DATA START
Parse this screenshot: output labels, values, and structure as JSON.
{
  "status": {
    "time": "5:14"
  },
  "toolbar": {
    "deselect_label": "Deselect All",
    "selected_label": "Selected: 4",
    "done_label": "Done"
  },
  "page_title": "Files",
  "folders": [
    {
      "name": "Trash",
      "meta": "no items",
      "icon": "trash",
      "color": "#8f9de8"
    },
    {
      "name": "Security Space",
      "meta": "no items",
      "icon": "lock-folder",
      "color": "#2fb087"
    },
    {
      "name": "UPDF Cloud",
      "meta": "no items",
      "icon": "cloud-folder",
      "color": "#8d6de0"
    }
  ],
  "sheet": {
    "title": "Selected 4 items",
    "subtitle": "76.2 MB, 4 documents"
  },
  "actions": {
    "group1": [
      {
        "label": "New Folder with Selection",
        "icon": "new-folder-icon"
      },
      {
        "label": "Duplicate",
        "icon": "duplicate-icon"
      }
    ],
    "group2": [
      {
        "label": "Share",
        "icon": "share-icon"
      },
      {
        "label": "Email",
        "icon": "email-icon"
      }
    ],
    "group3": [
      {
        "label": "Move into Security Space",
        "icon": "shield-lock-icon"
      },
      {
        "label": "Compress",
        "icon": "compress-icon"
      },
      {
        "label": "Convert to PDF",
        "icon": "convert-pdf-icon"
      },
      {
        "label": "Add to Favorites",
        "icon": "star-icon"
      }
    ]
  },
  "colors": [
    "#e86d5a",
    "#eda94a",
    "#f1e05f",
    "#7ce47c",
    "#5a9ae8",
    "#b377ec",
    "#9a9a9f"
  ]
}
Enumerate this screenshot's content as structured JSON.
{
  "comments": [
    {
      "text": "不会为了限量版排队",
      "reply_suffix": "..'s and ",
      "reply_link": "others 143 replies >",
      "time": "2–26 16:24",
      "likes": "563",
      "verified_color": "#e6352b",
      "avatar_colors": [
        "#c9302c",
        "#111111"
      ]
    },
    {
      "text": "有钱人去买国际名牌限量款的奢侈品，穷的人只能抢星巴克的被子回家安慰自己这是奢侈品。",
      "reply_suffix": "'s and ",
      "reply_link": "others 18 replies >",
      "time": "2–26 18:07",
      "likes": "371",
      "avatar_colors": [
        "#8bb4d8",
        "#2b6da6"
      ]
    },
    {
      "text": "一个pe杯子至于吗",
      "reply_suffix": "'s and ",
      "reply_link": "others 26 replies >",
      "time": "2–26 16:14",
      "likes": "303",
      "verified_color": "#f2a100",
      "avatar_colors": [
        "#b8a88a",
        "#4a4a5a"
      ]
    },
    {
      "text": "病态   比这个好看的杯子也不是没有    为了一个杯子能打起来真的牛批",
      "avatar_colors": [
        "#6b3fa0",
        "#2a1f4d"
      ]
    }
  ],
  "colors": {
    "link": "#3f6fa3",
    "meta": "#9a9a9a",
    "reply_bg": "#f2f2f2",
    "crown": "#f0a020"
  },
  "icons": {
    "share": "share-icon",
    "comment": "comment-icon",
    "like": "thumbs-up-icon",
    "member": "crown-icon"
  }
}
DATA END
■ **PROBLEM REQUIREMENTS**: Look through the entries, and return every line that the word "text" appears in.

■ **EXERCISE ANSWER**:
      "text": "不会为了限量版排队",
      "text": "有钱人去买国际名牌限量款的奢侈品，穷的人只能抢星巴克的被子回家安慰自己这是奢侈品。",
      "text": "一个pe杯子至于吗",
      "text": "病态   比这个好看的杯子也不是没有    为了一个杯子能打起来真的牛批",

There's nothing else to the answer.